Release dateMarch 7, 2001 (2001-03-07) CastAnaïs Reboux (Anaïs Pingot), Roxane Mesquida (Elena Pingot), Libero De Rienzo (Fernando), Arsinée Khanjian (Mère), Romain Goupil (Père), Laura Betti (La mère de Fernando) Similar movies36 Fillette, A Real Young Girl, A Clockwork Orange, The Nightmare Before Christmas, Juno, Four Christmases
TaglineA new provocation from the director of "Romance"
Anais is twelve and bears the weight of the world on her shoulders. She watches her older sister, Elena, whom she both loves and hates. Elena is fifteen and devilishly beautiful. Neither more futile, nor more stupid than her younger sister, she cannot understand that she is merely an object of desire. And, as such, she can only be taken. Or had. Indeed, this is the subject: a girls loss of virginity. And, that summer, it opens a door to tragedy.
A ma sœur! is a 2001 French film directed by Catherine Breillat and starring Roxane Mesquida. It was released in some English speaking countries under the alternative titles For My Sister or Fat Girl.
Breillats experience shooting the film inspired her 2002 film Sex Is Comedy, which revolves around shooting a sex scene from the film. Mesquida reprised the scene for the later movie.
Elena is 15, beautiful and flirtatious. Her less confident sister, Anais, is 12, and constantly eats. On holiday, Elena meets a young Italian student who is determined to seduce her. Anais is forced to watch in silence, conspiring with the lovers, but harboring jealousy and similar desires. Their actions, however, have unforeseen tragic consequences for the whole family.
Anais (Anais Reboux) and her older sister, Elena (Roxane Mesquida) are vacationing with their parents on the French seaside. Bored of staying in their vacation home, the two walk into town while discussing relationships and their virginity. Although the highly attractive Elena has been promiscuous, she is saving herself for someone who loves her, while heavy-set, overweight Anais thinks it is better to lose ones virginity to a "nobody" just to get it over with.
They meet an Italian law student, Fernando (Libero De Rienzo), at a cafe. While Elena flirts with him, Anais orders a banana split. Later, Fernando sneaks into the girls bedroom for a liaison with Elena. Anais is awake and watches their entire interaction. After a conversation about Fernandos previous relationships with other women, Elena consents to have sex with him, but backs out at the last minute. Frustrated, Fernando pressures her through various means, including threatening to sleep with some other woman just to alleviate himself. Finally, Elena is coerced into anal sex as a "proof of love", although it is obviously a painful experience for her.

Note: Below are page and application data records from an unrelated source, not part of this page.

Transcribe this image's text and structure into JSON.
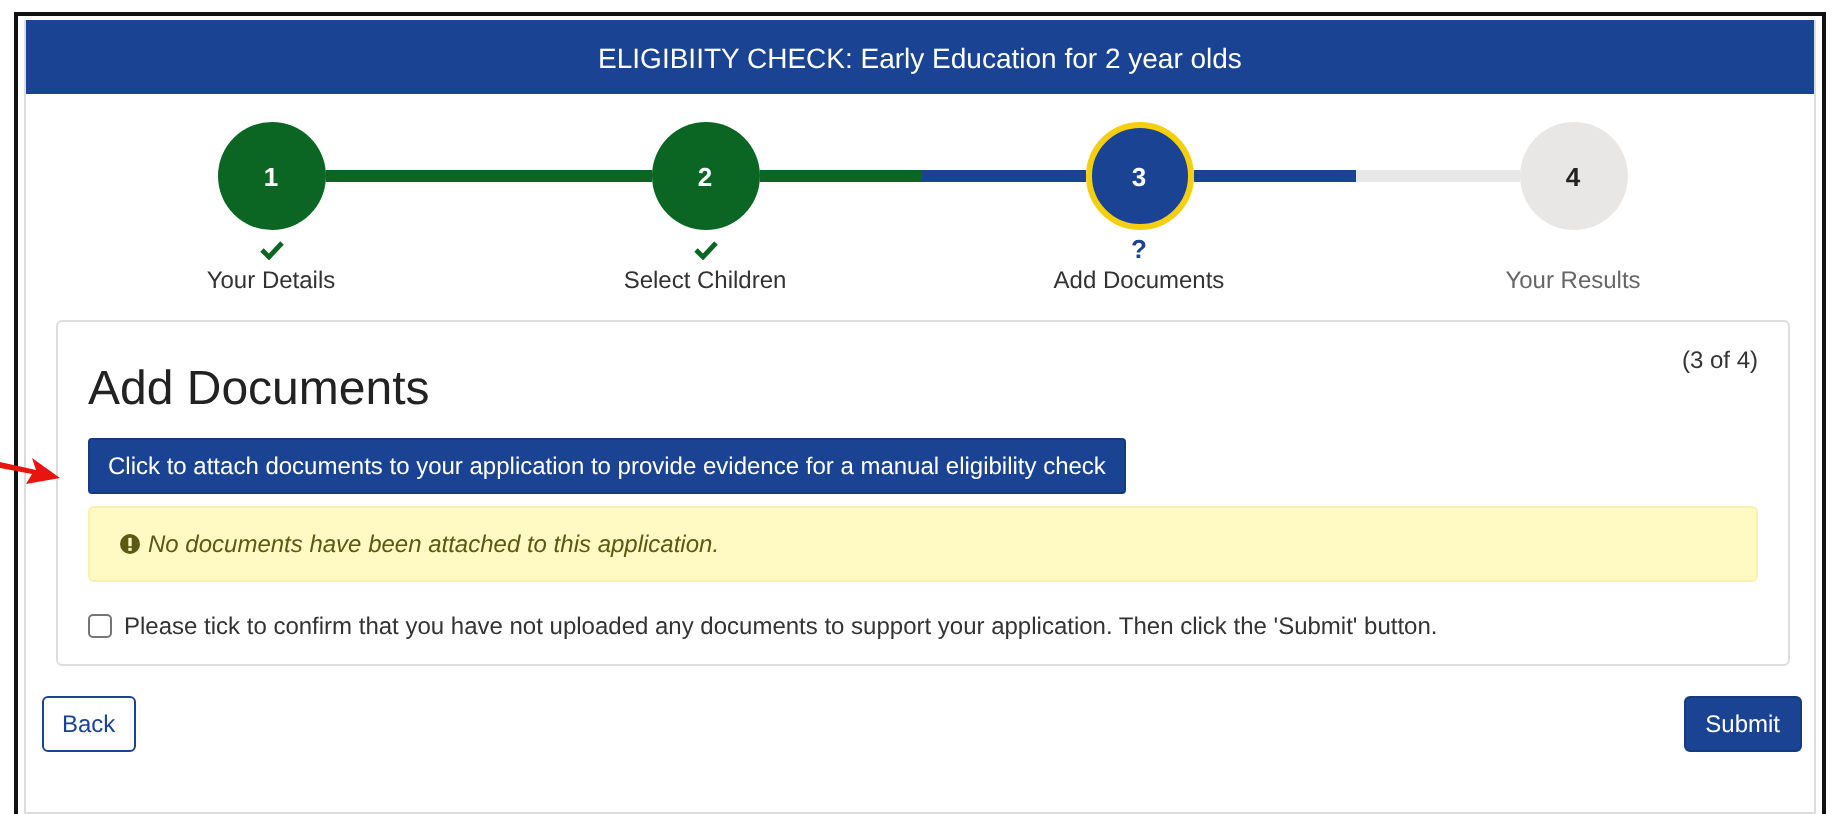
{
  "header": {
    "title": "ELIGIBIITY CHECK: Early Education for 2 year olds"
  },
  "steps": [
    {
      "number": "1",
      "label": "Your Details",
      "kind": "done"
    },
    {
      "number": "2",
      "label": "Select Children",
      "kind": "done"
    },
    {
      "number": "3",
      "label": "Add Documents",
      "kind": "current",
      "mark": "?"
    },
    {
      "number": "4",
      "label": "Your Results",
      "kind": "pending"
    }
  ],
  "card": {
    "title": "Add Documents",
    "progress": "(3 of 4)",
    "attach_button": "Click to attach documents to your application to provide evidence for a manual eligibility check",
    "alert": "No documents have been attached to this application.",
    "confirm": {
      "label": "Please tick to confirm that you have not uploaded any documents to support your application. Then click the 'Submit' button.",
      "checked": false
    }
  },
  "buttons": {
    "back": "Back",
    "submit": "Submit"
  }
}
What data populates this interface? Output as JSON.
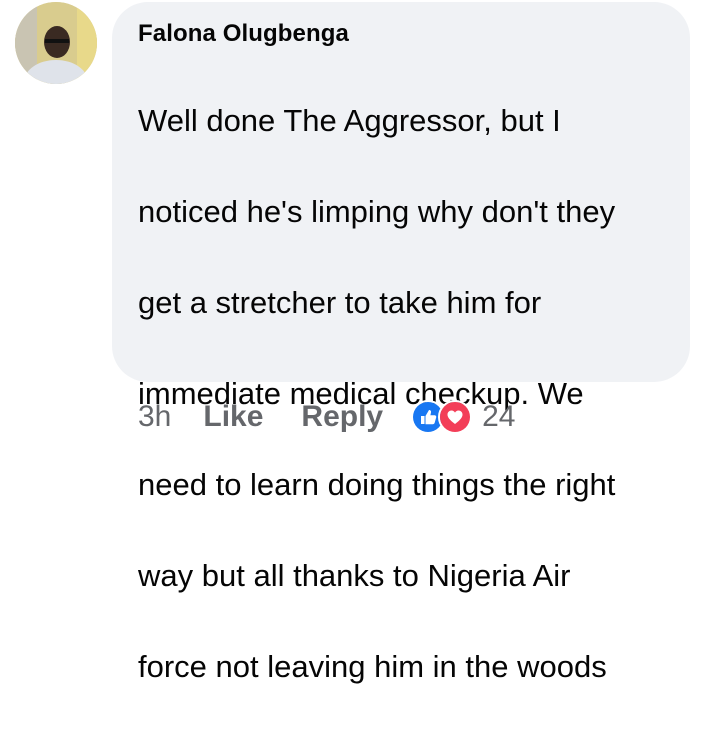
{
  "comment": {
    "author": "Falona Olugbenga",
    "lines": [
      "Well done The Aggressor, but I",
      "noticed he's limping why don't they",
      "get a stretcher to take him for",
      "immediate medical checkup. We",
      "need to learn doing things the right",
      "way but all thanks to Nigeria Air",
      "force not leaving him in the woods"
    ]
  },
  "actions": {
    "timestamp": "3h",
    "like_label": "Like",
    "reply_label": "Reply",
    "reaction_count": "24"
  },
  "reactions": [
    "like-icon",
    "love-icon"
  ],
  "colors": {
    "bubble": "#f0f2f5",
    "text": "#050505",
    "meta": "#65676b",
    "like": "#1877f2",
    "love": "#f33e58"
  }
}
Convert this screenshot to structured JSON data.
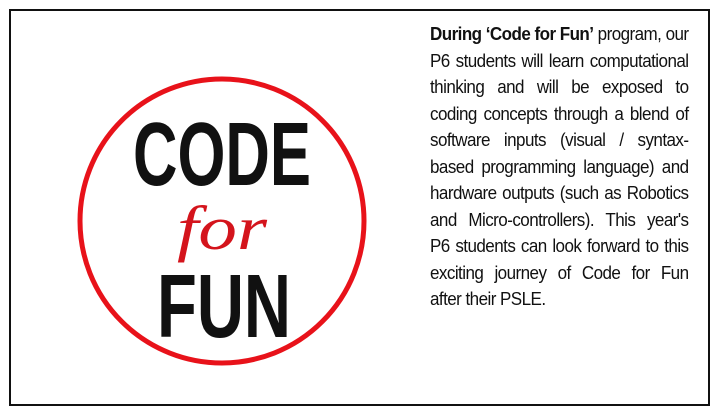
{
  "logo": {
    "line1": "CODE",
    "line2": "for",
    "line3": "FUN",
    "colors": {
      "ring": "#e8121a",
      "script": "#d4141c",
      "block": "#111111"
    }
  },
  "description": {
    "bold_lead": "During ‘Code for Fun’",
    "body": " program, our P6 students will learn computational thinking and will be exposed to coding concepts through a blend of software inputs (visual / syntax-based programming language) and hardware outputs (such as Robotics and Micro-controllers). This year's P6 students can look forward to this exciting journey of Code for Fun after their PSLE."
  }
}
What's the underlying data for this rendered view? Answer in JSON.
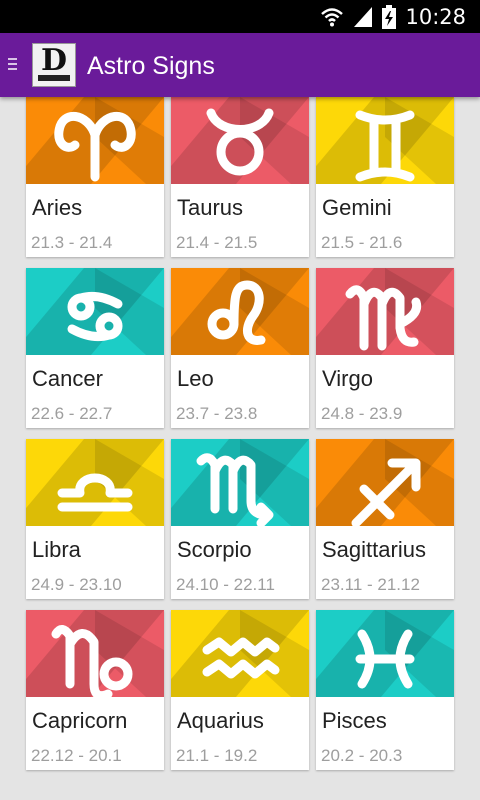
{
  "status_bar": {
    "time": "10:28",
    "icons": [
      "wifi-icon",
      "signal-icon",
      "battery-charging-icon"
    ]
  },
  "app_bar": {
    "title": "Astro Signs",
    "logo_letter": "D",
    "icons": [
      "menu-icon",
      "app-logo"
    ]
  },
  "colors": {
    "orange": "#fa8b07",
    "pink": "#ec5b67",
    "yellow": "#fdd808",
    "teal": "#1ccdc6",
    "purple": "#6a1b9a"
  },
  "signs": [
    {
      "name": "Aries",
      "dates": "21.3 - 21.4",
      "color": "#fa8b07",
      "icon": "aries-icon"
    },
    {
      "name": "Taurus",
      "dates": "21.4 - 21.5",
      "color": "#ec5b67",
      "icon": "taurus-icon"
    },
    {
      "name": "Gemini",
      "dates": "21.5 - 21.6",
      "color": "#fdd808",
      "icon": "gemini-icon"
    },
    {
      "name": "Cancer",
      "dates": "22.6 - 22.7",
      "color": "#1ccdc6",
      "icon": "cancer-icon"
    },
    {
      "name": "Leo",
      "dates": "23.7 - 23.8",
      "color": "#fa8b07",
      "icon": "leo-icon"
    },
    {
      "name": "Virgo",
      "dates": "24.8 - 23.9",
      "color": "#ec5b67",
      "icon": "virgo-icon"
    },
    {
      "name": "Libra",
      "dates": "24.9 - 23.10",
      "color": "#fdd808",
      "icon": "libra-icon"
    },
    {
      "name": "Scorpio",
      "dates": "24.10 - 22.11",
      "color": "#1ccdc6",
      "icon": "scorpio-icon"
    },
    {
      "name": "Sagittarius",
      "dates": "23.11 - 21.12",
      "color": "#fa8b07",
      "icon": "sagittarius-icon"
    },
    {
      "name": "Capricorn",
      "dates": "22.12 - 20.1",
      "color": "#ec5b67",
      "icon": "capricorn-icon"
    },
    {
      "name": "Aquarius",
      "dates": "21.1 - 19.2",
      "color": "#fdd808",
      "icon": "aquarius-icon"
    },
    {
      "name": "Pisces",
      "dates": "20.2 - 20.3",
      "color": "#1ccdc6",
      "icon": "pisces-icon"
    }
  ]
}
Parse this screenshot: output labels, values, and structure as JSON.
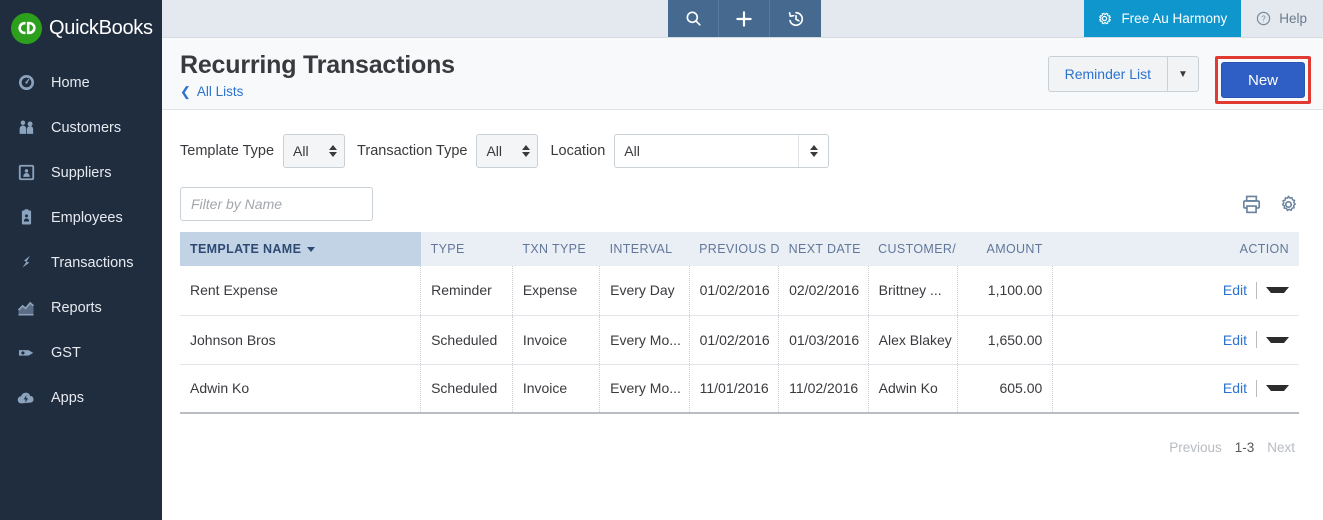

In the morning, Fernando asks for oral sex from Elena before he leaves, but Anais has had enough and tells them to let her sleep in peace. The next day, the girls and Fernando go to the beach. Anais sits in the ocean in her new dress and sings to herself while Elena and Fernando go off alone together. Later, as the girls are reminiscing about their childhood together back at the house, Elena reveals that Fernando has given her a mauve opal engagement ring while at the beach. That night, Elena gives up her virginity to Fernando as Anais silently cries on the other side of the room.
Later, Fernandos mother arrives at the house that Anais and her family are renting, asking for the girls mother to return the mauve opal ring. Their mother discovers Elenas and Fernandos relationship, and angrily decides to drive back to Paris. On the way back she becomes tired and decides to sleep at a rest stop, where an axe murderer arrives, killing Elena with an axe and strangling her mother. He takes Anais into the woods and rapes her. When the police arrive the next morning, Anais insists he did not rape her, and the credits roll.
The film was banned in Ontario by the Ontario Film Review Board in the fall of 2001 because the board objected to the films representation of teenage sexuality. American film critic Wheeler Winston Dixon noted that the film was not only banned in Ontario, but was "severely restricted to adult audiences throughout the world". Dixon described the film as a "harrowing tale of a 13-year-old girls coming of age as her 15-year-old sister embarks on a series of sexual relationships", featuring "explicit sexual scenes" in a "brutal narrative structure." The ban in Canada was eventually overturned and the film played in several theatres in 2003.
In 2001 the film won the Manfred Salzgeber Award at the Berlin International Film Festival and the France Culture Award at the Cannes festival.